On some pretext or other, get the family or your significant other out of the house. That's much easier than explaining that you're cleaning your sticky wickets! Wear old, soft, comfortable clothes, nothing too tight. A Stereophile T-shirt and old corduroys will do nicely. Shut the system down and pull all plugs and connectors. Keep a portable phone handy so you don't hurt yourself when it rings suddenly. (Probably just as you've got your nose to the ground searching for that pestilential cone that keeps rolling just out of reach. "Did I catch you at a bad time?" "Oh, no, I was just . . . ")
Your knees will bless you for cushioning them on the kneepads you were clever enough to purchase at the lawn and garden supply. I'm not that clever; Kathleen's bought me two sets. One's a single piece about 1' long and 4 or 5" wide; the other pair snap over the knees with elastic bands. Binford makes a nice set.

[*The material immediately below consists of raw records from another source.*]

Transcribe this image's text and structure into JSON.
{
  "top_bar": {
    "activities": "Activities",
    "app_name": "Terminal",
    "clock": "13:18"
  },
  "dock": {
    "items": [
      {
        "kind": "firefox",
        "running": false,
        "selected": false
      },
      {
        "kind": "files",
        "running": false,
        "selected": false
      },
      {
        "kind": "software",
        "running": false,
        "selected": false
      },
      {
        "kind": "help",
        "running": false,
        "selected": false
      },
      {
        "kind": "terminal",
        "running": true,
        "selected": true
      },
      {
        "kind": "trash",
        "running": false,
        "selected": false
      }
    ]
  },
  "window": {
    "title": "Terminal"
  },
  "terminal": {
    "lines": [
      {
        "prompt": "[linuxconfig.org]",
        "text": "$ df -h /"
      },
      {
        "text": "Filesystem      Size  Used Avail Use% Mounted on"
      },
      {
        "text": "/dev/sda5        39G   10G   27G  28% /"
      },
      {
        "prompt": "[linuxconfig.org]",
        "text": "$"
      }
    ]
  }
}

You'll want a clutch of Q-Tips and a brace of pipe cleaners, a few paper towels, and Essential Fluids—a cold six-pack of Dos Equis Special Lager. (The lager is in the dark green bottle, not the brown one. I'll come back to its use a bit later.)

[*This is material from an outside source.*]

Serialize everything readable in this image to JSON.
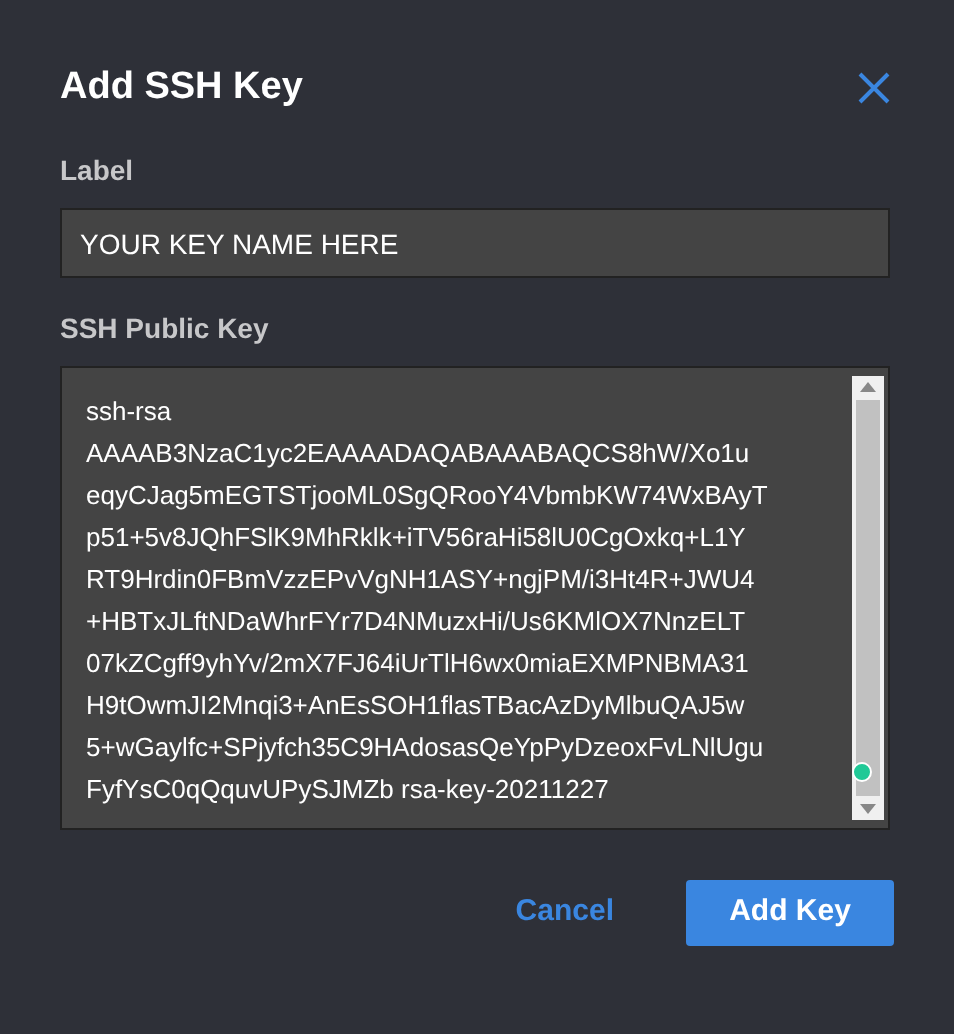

As this column concerns what to do without spending money, I'll briefly mention that there are a number of audiophile-approved cleaners on the market. You can always try a variety of them and see which ones you like. I'm still working through a supply of SuperContact that I've had for several years, the application of which I always follow with a dab of TPC.
But because I'm that kind of guy, I'm going to give you two formulations that will cost you next to nothing. The first and least expensive is 99% anhydrous isopropyl alcohol, most likely found in pharmacies. So-called rubbing alcohol is typically 30% water, and that simply will not do. Another product Roger Skoff raves about is Energine ($4/pint in grocery stores). It's 1:1:1 trichloroethane packaged as a cleaner and spot remover. Sounds perfect.

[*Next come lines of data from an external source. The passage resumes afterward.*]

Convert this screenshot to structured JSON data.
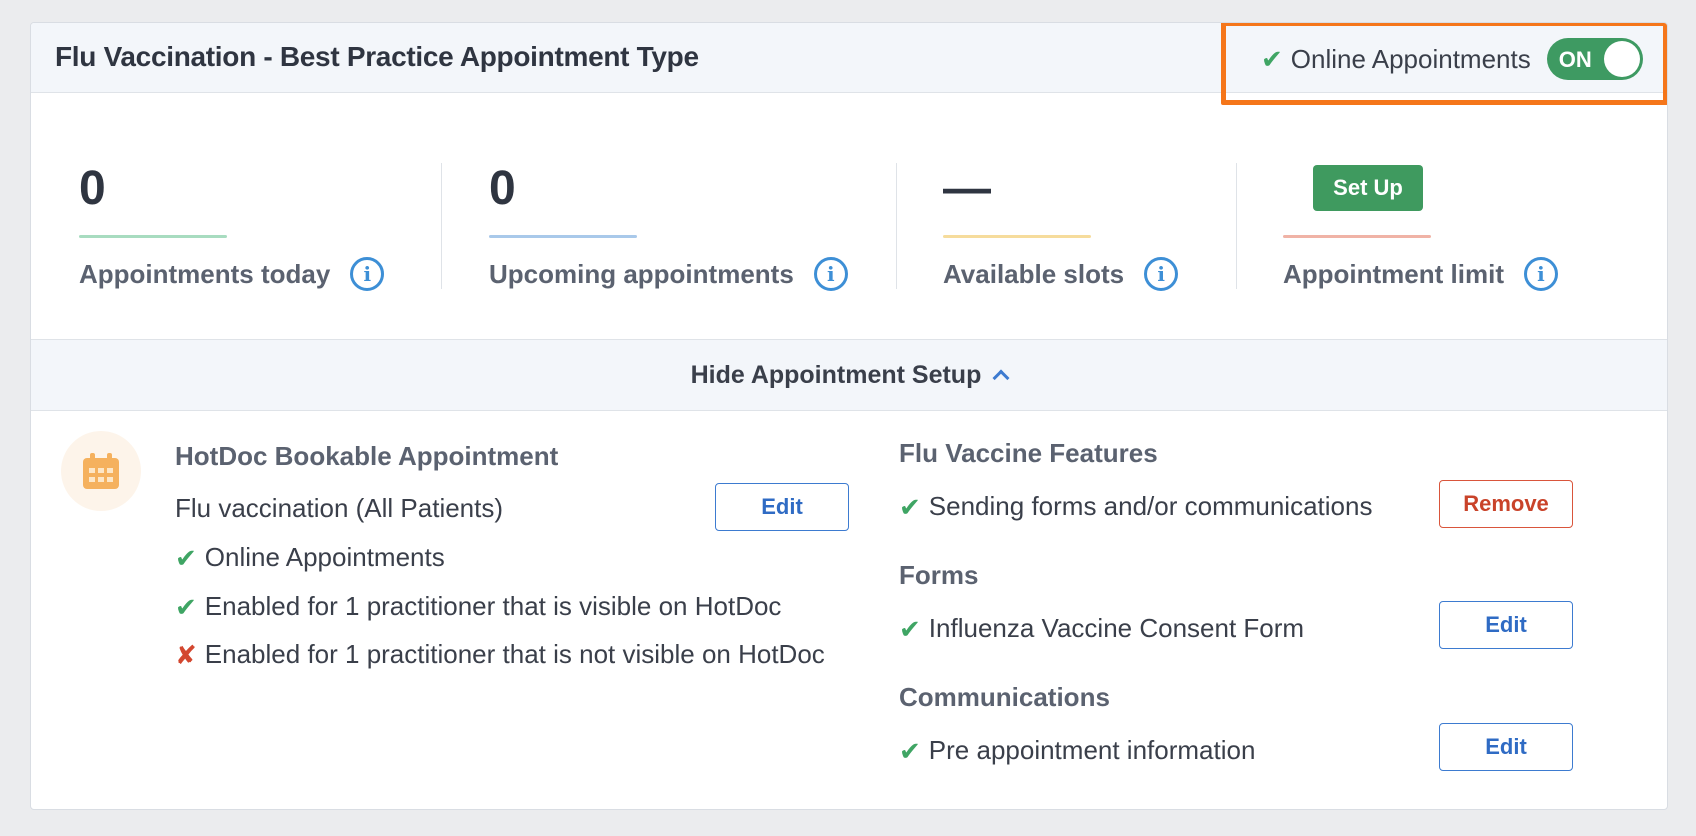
{
  "card": {
    "title": "Flu Vaccination - Best Practice Appointment Type",
    "online_toggle": {
      "label": "Online Appointments",
      "state": "ON"
    }
  },
  "stats": [
    {
      "value": "0",
      "label": "Appointments today",
      "accent": "#a8dcc0"
    },
    {
      "value": "0",
      "label": "Upcoming appointments",
      "accent": "#a9c9ea"
    },
    {
      "value": "—",
      "label": "Available slots",
      "accent": "#f6dc9c"
    },
    {
      "button": "Set Up",
      "label": "Appointment limit",
      "accent": "#f0b3a6"
    }
  ],
  "setup_toggle": {
    "label": "Hide Appointment Setup"
  },
  "bookable": {
    "title": "HotDoc Bookable Appointment",
    "appointment_name": "Flu vaccination (All Patients)",
    "edit_label": "Edit",
    "checks": [
      {
        "status": "ok",
        "text": "Online Appointments"
      },
      {
        "status": "ok",
        "text": "Enabled for 1 practitioner that is visible on HotDoc"
      },
      {
        "status": "error",
        "text": "Enabled for 1 practitioner that is not visible on HotDoc"
      }
    ]
  },
  "features": {
    "title": "Flu Vaccine Features",
    "item": "Sending forms and/or communications",
    "remove_label": "Remove"
  },
  "forms": {
    "title": "Forms",
    "item": "Influenza Vaccine Consent Form",
    "edit_label": "Edit"
  },
  "communications": {
    "title": "Communications",
    "item": "Pre appointment information",
    "edit_label": "Edit"
  },
  "colors": {
    "accent_green": "#3f9a5f",
    "highlight_orange": "#f5761a",
    "link_blue": "#2f6bc4",
    "danger_red": "#c9432a"
  }
}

The doing of it is fairly straightforward. Make a loop in the center of a pipe cleaner and dip it in your fluid of choice. Wrap it around the outer barrel of a female RCA connector and twirl it around a few times. You can use the straight end of the pipe cleaner to probe the female's innards. A male RCA will get the same treatment, but make a tighter loop around its protuberant connector and whirl the pipe cleaner around as you move it down the pin as deeply into the barrel as possible. Male XLRs are a snap with pipe cleaners or Q-Tips.
To clean the female receptacles of XLR or AES/EBU connectors, leave a little extra fluid on the male side and plug and unplug them a few times. Even the mechanical wiping effect of making and breaking the connection a few times without any fluid effects a cleaning action. To clean the male ends of power cords, just stroke a dipped pipe cleaner along the pins, then daub a little more fluid on them, and plug and unplug them a few times into the wall socket.
You'll be amazed at the quantity of gunk you remove, especially the first time you try it. And you may be nicely surprised at the clarity and precision your system is capable of delivering when it's not all silted up. As a last step, just as you're about to sit down to listen to the result of your labors, pop the top on that Dos Equis and give yourself a pat on the back. Just another six months to go . . .